Component data from apps and pages
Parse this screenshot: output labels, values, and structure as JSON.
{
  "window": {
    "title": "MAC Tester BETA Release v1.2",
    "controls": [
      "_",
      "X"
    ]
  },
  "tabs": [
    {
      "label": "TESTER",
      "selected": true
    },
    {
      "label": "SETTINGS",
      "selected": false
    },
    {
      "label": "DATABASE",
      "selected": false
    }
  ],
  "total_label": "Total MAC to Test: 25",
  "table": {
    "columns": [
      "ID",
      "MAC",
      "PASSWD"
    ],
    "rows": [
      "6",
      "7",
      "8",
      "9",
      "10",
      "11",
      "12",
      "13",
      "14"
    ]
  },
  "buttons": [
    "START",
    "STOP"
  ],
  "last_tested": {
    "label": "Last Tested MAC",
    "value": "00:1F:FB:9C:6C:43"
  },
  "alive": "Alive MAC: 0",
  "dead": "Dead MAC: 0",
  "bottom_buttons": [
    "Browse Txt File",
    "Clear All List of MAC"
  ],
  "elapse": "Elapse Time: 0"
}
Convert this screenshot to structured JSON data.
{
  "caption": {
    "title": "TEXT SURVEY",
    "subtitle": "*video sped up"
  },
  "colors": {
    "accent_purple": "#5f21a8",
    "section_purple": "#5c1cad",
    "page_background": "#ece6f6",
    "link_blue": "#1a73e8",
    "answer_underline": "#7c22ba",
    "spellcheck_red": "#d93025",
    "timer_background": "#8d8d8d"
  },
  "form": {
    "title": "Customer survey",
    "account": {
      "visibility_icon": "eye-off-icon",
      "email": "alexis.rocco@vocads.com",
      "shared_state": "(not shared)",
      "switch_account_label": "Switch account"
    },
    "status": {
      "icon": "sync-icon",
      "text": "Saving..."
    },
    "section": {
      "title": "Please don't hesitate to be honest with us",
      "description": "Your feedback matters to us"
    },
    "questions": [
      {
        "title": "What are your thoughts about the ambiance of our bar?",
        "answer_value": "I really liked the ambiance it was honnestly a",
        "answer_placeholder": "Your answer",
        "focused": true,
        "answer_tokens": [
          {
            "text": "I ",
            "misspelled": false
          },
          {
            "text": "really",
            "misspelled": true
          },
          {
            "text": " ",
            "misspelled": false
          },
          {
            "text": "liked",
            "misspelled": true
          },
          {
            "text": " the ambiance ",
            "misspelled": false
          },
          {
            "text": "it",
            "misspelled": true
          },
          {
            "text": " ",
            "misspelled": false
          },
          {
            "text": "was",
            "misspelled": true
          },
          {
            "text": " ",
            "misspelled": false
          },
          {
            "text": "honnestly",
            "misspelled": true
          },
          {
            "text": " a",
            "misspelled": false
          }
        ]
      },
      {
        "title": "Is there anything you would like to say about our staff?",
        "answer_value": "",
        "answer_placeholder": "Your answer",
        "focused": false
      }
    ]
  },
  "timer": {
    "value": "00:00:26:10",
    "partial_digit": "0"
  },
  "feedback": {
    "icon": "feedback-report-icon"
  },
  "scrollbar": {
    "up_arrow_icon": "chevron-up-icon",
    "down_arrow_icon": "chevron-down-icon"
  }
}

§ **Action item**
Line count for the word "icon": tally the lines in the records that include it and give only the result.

§ **Task answer**
5